▶ _Work instruction_: Reproduce the listing exactly, keeping every word as it is.

▶ _Given data_:
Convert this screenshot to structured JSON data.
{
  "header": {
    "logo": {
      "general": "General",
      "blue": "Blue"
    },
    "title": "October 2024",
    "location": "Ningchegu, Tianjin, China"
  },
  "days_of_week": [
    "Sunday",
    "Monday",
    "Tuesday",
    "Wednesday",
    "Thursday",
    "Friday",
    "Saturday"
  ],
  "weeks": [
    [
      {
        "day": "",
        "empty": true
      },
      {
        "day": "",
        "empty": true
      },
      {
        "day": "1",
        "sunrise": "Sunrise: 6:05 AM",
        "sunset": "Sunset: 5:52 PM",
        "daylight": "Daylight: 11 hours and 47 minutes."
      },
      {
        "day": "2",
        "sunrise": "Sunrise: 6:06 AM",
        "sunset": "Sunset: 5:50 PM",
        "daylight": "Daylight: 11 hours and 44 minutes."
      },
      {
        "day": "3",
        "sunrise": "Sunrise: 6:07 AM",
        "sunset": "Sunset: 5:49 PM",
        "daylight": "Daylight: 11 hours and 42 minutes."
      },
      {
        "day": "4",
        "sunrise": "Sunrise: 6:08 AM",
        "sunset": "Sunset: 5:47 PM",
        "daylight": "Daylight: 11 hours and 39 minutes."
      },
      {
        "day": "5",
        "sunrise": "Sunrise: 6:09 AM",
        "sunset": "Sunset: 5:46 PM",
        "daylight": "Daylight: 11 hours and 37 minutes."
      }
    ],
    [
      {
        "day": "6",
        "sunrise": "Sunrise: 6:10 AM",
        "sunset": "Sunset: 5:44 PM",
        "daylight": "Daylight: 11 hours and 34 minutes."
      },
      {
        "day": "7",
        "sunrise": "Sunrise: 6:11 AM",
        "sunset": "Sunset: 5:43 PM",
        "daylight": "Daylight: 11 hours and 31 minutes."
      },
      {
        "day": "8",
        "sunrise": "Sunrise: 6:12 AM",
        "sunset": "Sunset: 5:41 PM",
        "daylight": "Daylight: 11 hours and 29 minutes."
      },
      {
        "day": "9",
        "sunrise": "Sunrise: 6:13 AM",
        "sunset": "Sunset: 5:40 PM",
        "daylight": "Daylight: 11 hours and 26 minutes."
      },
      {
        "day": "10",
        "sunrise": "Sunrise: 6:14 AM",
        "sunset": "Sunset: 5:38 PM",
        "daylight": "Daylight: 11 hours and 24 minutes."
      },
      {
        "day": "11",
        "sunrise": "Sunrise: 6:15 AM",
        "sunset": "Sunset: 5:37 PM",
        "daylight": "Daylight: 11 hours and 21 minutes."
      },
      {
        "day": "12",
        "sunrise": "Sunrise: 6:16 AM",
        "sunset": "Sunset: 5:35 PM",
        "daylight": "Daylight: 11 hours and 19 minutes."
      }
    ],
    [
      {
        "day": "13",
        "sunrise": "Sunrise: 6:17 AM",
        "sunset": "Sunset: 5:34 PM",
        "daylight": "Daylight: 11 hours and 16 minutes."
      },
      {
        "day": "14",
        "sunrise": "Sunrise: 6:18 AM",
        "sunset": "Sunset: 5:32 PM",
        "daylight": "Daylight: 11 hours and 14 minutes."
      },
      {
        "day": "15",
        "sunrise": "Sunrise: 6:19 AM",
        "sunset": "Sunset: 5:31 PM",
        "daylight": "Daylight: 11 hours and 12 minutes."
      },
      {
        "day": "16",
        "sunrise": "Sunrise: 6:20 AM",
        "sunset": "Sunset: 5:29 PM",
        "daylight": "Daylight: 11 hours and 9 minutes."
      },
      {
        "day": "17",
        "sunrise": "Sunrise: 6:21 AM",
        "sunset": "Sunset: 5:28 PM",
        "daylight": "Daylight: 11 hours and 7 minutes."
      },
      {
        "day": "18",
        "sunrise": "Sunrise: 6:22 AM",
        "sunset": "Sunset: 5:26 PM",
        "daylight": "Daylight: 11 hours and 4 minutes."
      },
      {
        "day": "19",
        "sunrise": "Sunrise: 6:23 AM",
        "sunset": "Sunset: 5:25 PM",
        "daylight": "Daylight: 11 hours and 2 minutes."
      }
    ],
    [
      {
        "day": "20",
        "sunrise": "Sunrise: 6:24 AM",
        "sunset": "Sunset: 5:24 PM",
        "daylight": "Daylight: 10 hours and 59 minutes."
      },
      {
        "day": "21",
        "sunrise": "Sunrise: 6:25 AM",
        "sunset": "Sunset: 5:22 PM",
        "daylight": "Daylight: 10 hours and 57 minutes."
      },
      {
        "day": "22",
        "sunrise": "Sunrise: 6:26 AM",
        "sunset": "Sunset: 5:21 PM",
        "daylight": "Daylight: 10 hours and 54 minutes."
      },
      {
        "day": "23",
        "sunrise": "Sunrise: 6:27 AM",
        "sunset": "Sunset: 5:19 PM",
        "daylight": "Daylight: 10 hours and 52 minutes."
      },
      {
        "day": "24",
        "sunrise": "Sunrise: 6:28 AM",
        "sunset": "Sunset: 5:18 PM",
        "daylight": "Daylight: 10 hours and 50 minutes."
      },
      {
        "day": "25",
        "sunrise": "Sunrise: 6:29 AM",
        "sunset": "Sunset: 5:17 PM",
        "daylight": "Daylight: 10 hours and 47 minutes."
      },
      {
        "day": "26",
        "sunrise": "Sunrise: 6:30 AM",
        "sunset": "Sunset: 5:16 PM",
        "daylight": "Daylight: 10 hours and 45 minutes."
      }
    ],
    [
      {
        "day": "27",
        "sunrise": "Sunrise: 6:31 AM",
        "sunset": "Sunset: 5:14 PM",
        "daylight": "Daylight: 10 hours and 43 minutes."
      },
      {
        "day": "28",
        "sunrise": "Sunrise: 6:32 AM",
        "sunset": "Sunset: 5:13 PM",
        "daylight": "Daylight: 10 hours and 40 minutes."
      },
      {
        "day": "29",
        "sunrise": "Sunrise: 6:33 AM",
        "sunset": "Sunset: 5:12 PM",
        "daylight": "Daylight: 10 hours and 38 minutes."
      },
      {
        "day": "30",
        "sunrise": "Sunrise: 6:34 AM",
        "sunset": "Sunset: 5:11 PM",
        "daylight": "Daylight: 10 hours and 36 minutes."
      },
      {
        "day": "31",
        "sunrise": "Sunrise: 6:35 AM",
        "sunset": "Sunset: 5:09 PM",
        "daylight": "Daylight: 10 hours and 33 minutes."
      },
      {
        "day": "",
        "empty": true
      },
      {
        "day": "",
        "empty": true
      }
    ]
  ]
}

▶ _Answer for the task_:
Convert this screenshot to structured JSON data.
{
  "header": {
    "logo": {
      "general": "General",
      "blue": "Blue"
    },
    "title": "October 2024",
    "location": "Ningchegu, Tianjin, China"
  },
  "days_of_week": [
    "Sunday",
    "Monday",
    "Tuesday",
    "Wednesday",
    "Thursday",
    "Friday",
    "Saturday"
  ],
  "weeks": [
    [
      {
        "day": "",
        "empty": true
      },
      {
        "day": "",
        "empty": true
      },
      {
        "day": "1",
        "sunrise": "Sunrise: 6:05 AM",
        "sunset": "Sunset: 5:52 PM",
        "daylight": "Daylight: 11 hours and 47 minutes."
      },
      {
        "day": "2",
        "sunrise": "Sunrise: 6:06 AM",
        "sunset": "Sunset: 5:50 PM",
        "daylight": "Daylight: 11 hours and 44 minutes."
      },
      {
        "day": "3",
        "sunrise": "Sunrise: 6:07 AM",
        "sunset": "Sunset: 5:49 PM",
        "daylight": "Daylight: 11 hours and 42 minutes."
      },
      {
        "day": "4",
        "sunrise": "Sunrise: 6:08 AM",
        "sunset": "Sunset: 5:47 PM",
        "daylight": "Daylight: 11 hours and 39 minutes."
      },
      {
        "day": "5",
        "sunrise": "Sunrise: 6:09 AM",
        "sunset": "Sunset: 5:46 PM",
        "daylight": "Daylight: 11 hours and 37 minutes."
      }
    ],
    [
      {
        "day": "6",
        "sunrise": "Sunrise: 6:10 AM",
        "sunset": "Sunset: 5:44 PM",
        "daylight": "Daylight: 11 hours and 34 minutes."
      },
      {
        "day": "7",
        "sunrise": "Sunrise: 6:11 AM",
        "sunset": "Sunset: 5:43 PM",
        "daylight": "Daylight: 11 hours and 31 minutes."
      },
      {
        "day": "8",
        "sunrise": "Sunrise: 6:12 AM",
        "sunset": "Sunset: 5:41 PM",
        "daylight": "Daylight: 11 hours and 29 minutes."
      },
      {
        "day": "9",
        "sunrise": "Sunrise: 6:13 AM",
        "sunset": "Sunset: 5:40 PM",
        "daylight": "Daylight: 11 hours and 26 minutes."
      },
      {
        "day": "10",
        "sunrise": "Sunrise: 6:14 AM",
        "sunset": "Sunset: 5:38 PM",
        "daylight": "Daylight: 11 hours and 24 minutes."
      },
      {
        "day": "11",
        "sunrise": "Sunrise: 6:15 AM",
        "sunset": "Sunset: 5:37 PM",
        "daylight": "Daylight: 11 hours and 21 minutes."
      },
      {
        "day": "12",
        "sunrise": "Sunrise: 6:16 AM",
        "sunset": "Sunset: 5:35 PM",
        "daylight": "Daylight: 11 hours and 19 minutes."
      }
    ],
    [
      {
        "day": "13",
        "sunrise": "Sunrise: 6:17 AM",
        "sunset": "Sunset: 5:34 PM",
        "daylight": "Daylight: 11 hours and 16 minutes."
      },
      {
        "day": "14",
        "sunrise": "Sunrise: 6:18 AM",
        "sunset": "Sunset: 5:32 PM",
        "daylight": "Daylight: 11 hours and 14 minutes."
      },
      {
        "day": "15",
        "sunrise": "Sunrise: 6:19 AM",
        "sunset": "Sunset: 5:31 PM",
        "daylight": "Daylight: 11 hours and 12 minutes."
      },
      {
        "day": "16",
        "sunrise": "Sunrise: 6:20 AM",
        "sunset": "Sunset: 5:29 PM",
        "daylight": "Daylight: 11 hours and 9 minutes."
      },
      {
        "day": "17",
        "sunrise": "Sunrise: 6:21 AM",
        "sunset": "Sunset: 5:28 PM",
        "daylight": "Daylight: 11 hours and 7 minutes."
      },
      {
        "day": "18",
        "sunrise": "Sunrise: 6:22 AM",
        "sunset": "Sunset: 5:26 PM",
        "daylight": "Daylight: 11 hours and 4 minutes."
      },
      {
        "day": "19",
        "sunrise": "Sunrise: 6:23 AM",
        "sunset": "Sunset: 5:25 PM",
        "daylight": "Daylight: 11 hours and 2 minutes."
      }
    ],
    [
      {
        "day": "20",
        "sunrise": "Sunrise: 6:24 AM",
        "sunset": "Sunset: 5:24 PM",
        "daylight": "Daylight: 10 hours and 59 minutes."
      },
      {
        "day": "21",
        "sunrise": "Sunrise: 6:25 AM",
        "sunset": "Sunset: 5:22 PM",
        "daylight": "Daylight: 10 hours and 57 minutes."
      },
      {
        "day": "22",
        "sunrise": "Sunrise: 6:26 AM",
        "sunset": "Sunset: 5:21 PM",
        "daylight": "Daylight: 10 hours and 54 minutes."
      },
      {
        "day": "23",
        "sunrise": "Sunrise: 6:27 AM",
        "sunset": "Sunset: 5:19 PM",
        "daylight": "Daylight: 10 hours and 52 minutes."
      },
      {
        "day": "24",
        "sunrise": "Sunrise: 6:28 AM",
        "sunset": "Sunset: 5:18 PM",
        "daylight": "Daylight: 10 hours and 50 minutes."
      },
      {
        "day": "25",
        "sunrise": "Sunrise: 6:29 AM",
        "sunset": "Sunset: 5:17 PM",
        "daylight": "Daylight: 10 hours and 47 minutes."
      },
      {
        "day": "26",
        "sunrise": "Sunrise: 6:30 AM",
        "sunset": "Sunset: 5:16 PM",
        "daylight": "Daylight: 10 hours and 45 minutes."
      }
    ],
    [
      {
        "day": "27",
        "sunrise": "Sunrise: 6:31 AM",
        "sunset": "Sunset: 5:14 PM",
        "daylight": "Daylight: 10 hours and 43 minutes."
      },
      {
        "day": "28",
        "sunrise": "Sunrise: 6:32 AM",
        "sunset": "Sunset: 5:13 PM",
        "daylight": "Daylight: 10 hours and 40 minutes."
      },
      {
        "day": "29",
        "sunrise": "Sunrise: 6:33 AM",
        "sunset": "Sunset: 5:12 PM",
        "daylight": "Daylight: 10 hours and 38 minutes."
      },
      {
        "day": "30",
        "sunrise": "Sunrise: 6:34 AM",
        "sunset": "Sunset: 5:11 PM",
        "daylight": "Daylight: 10 hours and 36 minutes."
      },
      {
        "day": "31",
        "sunrise": "Sunrise: 6:35 AM",
        "sunset": "Sunset: 5:09 PM",
        "daylight": "Daylight: 10 hours and 33 minutes."
      },
      {
        "day": "",
        "empty": true
      },
      {
        "day": "",
        "empty": true
      }
    ]
  ]
}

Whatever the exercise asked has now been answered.